Both parties have been unable to find an acceptable solution to the conflict. A recent poll showed that over sixty percent of both Israelis and Palestinians support the idea of a peace process, but only twenty nine percent of Israelis and eighteen percent of Palestinians believe that peace is even possible (Kibble 2010, 65). Israelis are divided on the solution; some seek a solution in democracy and economic prosperity, some demand defensible borders at any cost, some favor unilateral withdrawal, some seek the expansion of Israeli territorial control, and some seek a democratic bi-national state (Hasson 2010, 696-697). The Palestinians are similarly divided, as illustrated by the inability of the Palestinian Authority to control Hamas (Hasson 2010, 702).
Peace in the Middle East is not on the horizon. “A viable Palestinian state is a dream that disappeared in the face of Israeli settlements in the West Bank. Within the framework of the existing territorial divisions, a Palestinian state would be reduced to a collection of reservations lacking territorial contiguity and economic viability” (Hasson 697). The Israeli and Palestinian peoples are so intertwined now that I do not believe a two-state solution is viable. I believe the only solution that can allow peace to come is to establish a secular democratic state with full religious freedom that can provide economic development for all in the region. This however is not likely, because Israel is unwilling to threaten its identity as a Jewish state and the Palestinians expect their own state. “In other words, what is mostly desired (i.e., the two-state solution) cannot be realized, at least not in the short run, and what might have a chance to be realized (a bi-national state) is clearly not desired by the majority of Israelis and Palestinians” (Hasson 2010, 713).
Al-Jazeera. 2011. “Five Israelis Killed in West Bank.” March 12. http://english.aljazeera.net/news/ middleeast/2011/03/201131214044228389.html (accessed March 14, 2011).

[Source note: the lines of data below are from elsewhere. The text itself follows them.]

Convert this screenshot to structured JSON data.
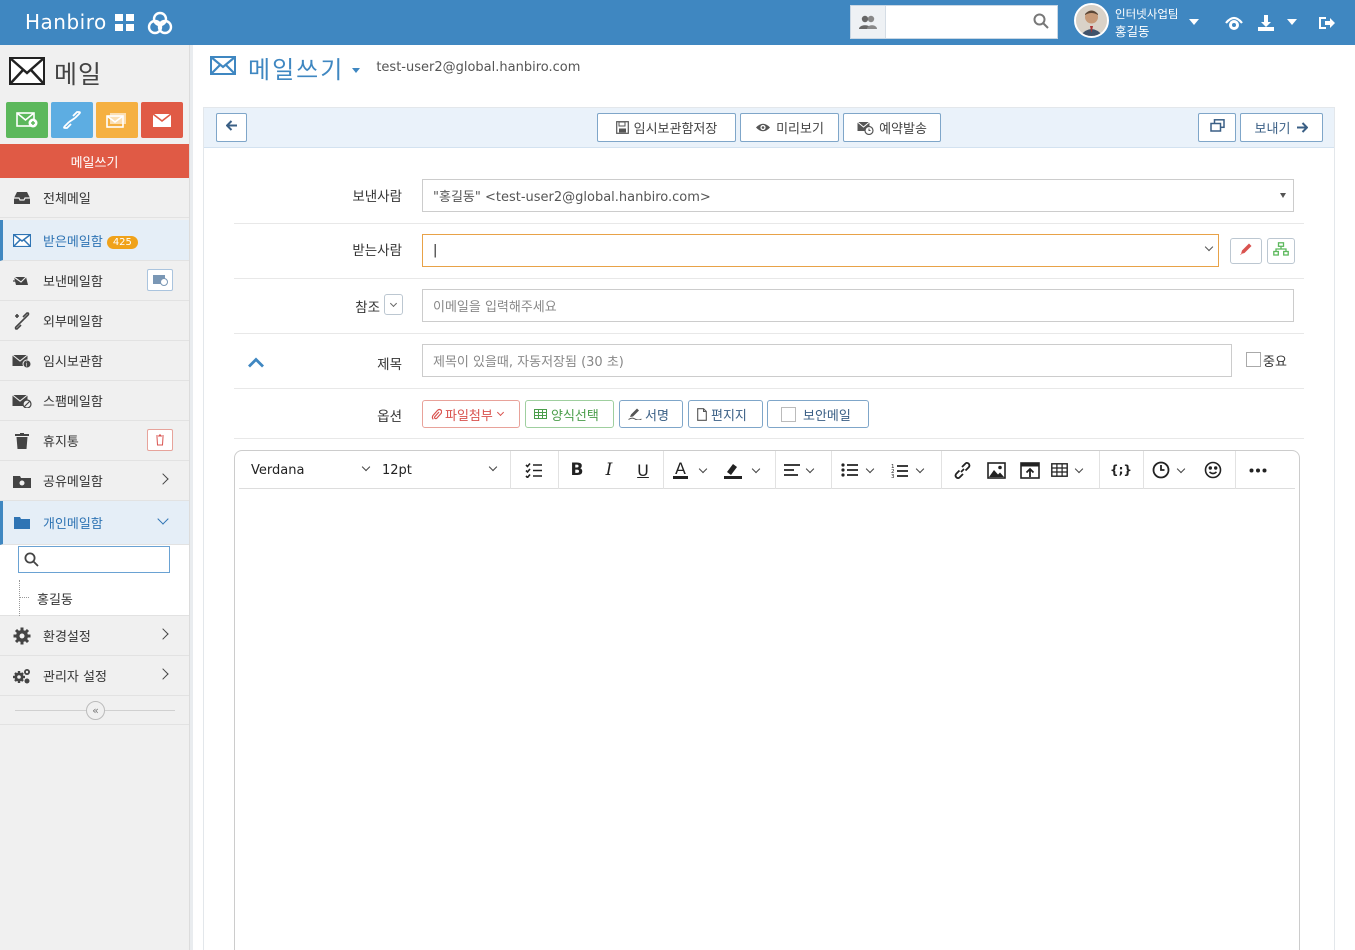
{
  "topbar": {
    "brand": "Hanbiro",
    "search_placeholder": "",
    "user_org": "인터넷사업팀",
    "user_name": "홍길동"
  },
  "sidebar": {
    "title": "메일",
    "compose_label": "메일쓰기",
    "items": [
      {
        "label": "전체메일"
      },
      {
        "label": "받은메일함",
        "badge": "425"
      },
      {
        "label": "보낸메일함"
      },
      {
        "label": "외부메일함"
      },
      {
        "label": "임시보관함"
      },
      {
        "label": "스팸메일함"
      },
      {
        "label": "휴지통"
      },
      {
        "label": "공유메일함"
      },
      {
        "label": "개인메일함"
      },
      {
        "label": "환경설정"
      },
      {
        "label": "관리자 설정"
      }
    ],
    "folder_search_placeholder": "",
    "folder_children": [
      {
        "label": "홍길동"
      }
    ],
    "collapse_glyph": "«"
  },
  "main": {
    "title": "메일쓰기",
    "account": "test-user2@global.hanbiro.com",
    "toolbar": {
      "save_draft": "임시보관함저장",
      "preview": "미리보기",
      "schedule": "예약발송",
      "send": "보내기"
    },
    "form": {
      "from_label": "보낸사람",
      "from_value": "\"홍길동\" <test-user2@global.hanbiro.com>",
      "to_label": "받는사람",
      "to_value": "|",
      "cc_label": "참조",
      "cc_placeholder": "이메일을 입력해주세요",
      "subject_label": "제목",
      "subject_placeholder": "제목이 있을때, 자동저장됨 (30 초)",
      "important_label": "중요",
      "options_label": "옵션",
      "options": {
        "attach": "파일첨부",
        "template": "양식선택",
        "signature": "서명",
        "stationery": "편지지",
        "secure": "보안메일"
      }
    },
    "editor": {
      "font_family": "Verdana",
      "font_size": "12pt"
    }
  }
}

BBC News. 2010. “‘Palestinian collaborators’ executed by Hamas.” April 15. http://news.bbc.co.uk/2/hi/8622084.stm (accessed March 14, 2010).
Hasson, Shiomo. 2010. “Israel’s Geopolitical Dilemma.” Eurasian Geography & Economics 51, no. 6: 694- 715. Academic Search Premier, EBSCOhost (accessed March 14, 2011).

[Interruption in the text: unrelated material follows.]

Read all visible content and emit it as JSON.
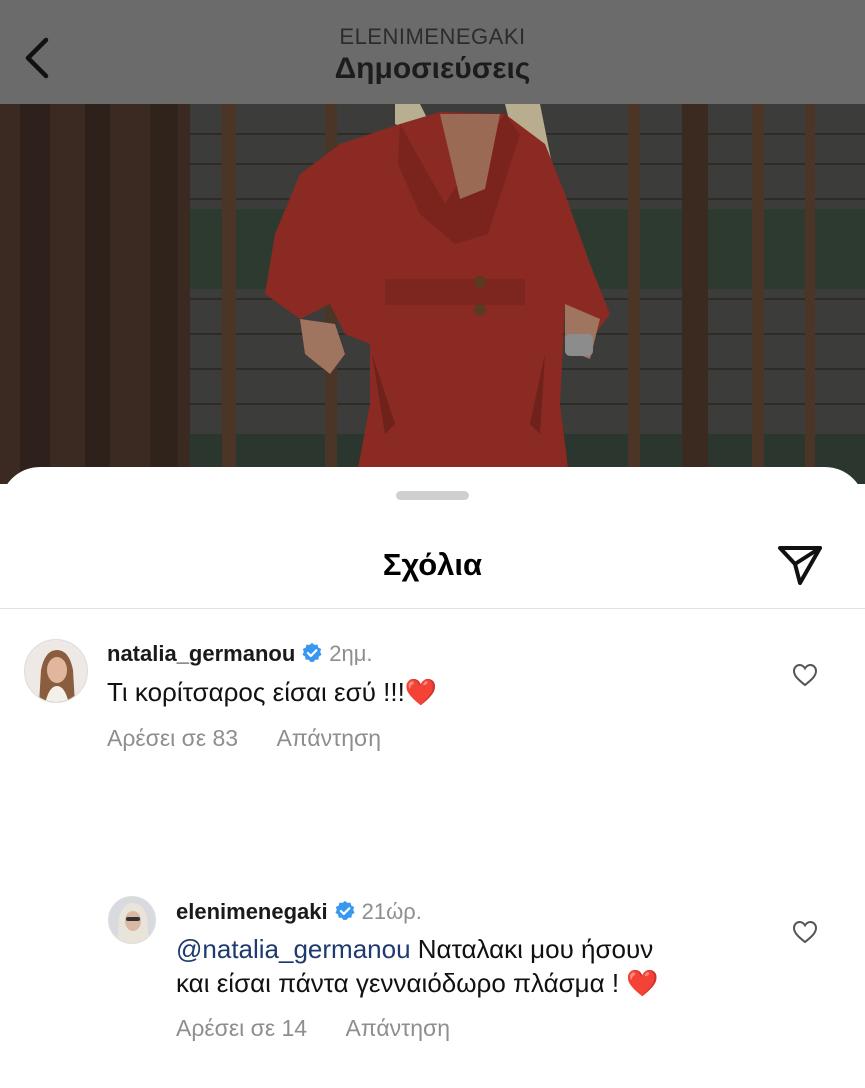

Heller, Aron. 2011. “Angry Israeli settlers demand more construction in the wake of grisly murder of parents, kids.” Canadian Press. March 14. http://english.aljazeera.net/news/middleeast /2011/03/201131214044228389.html (accessed March 14, 2011).
Kibble, David G. 2010. “Are Israel and Palestine Ready for Peace?.” Peace Review 22, no. 1: 65-72. Academic Search Premier, EBSCOhost (accessed March 14, 2011).
Snow, Donald. 2010. Cases in International Relations. New York: Longman.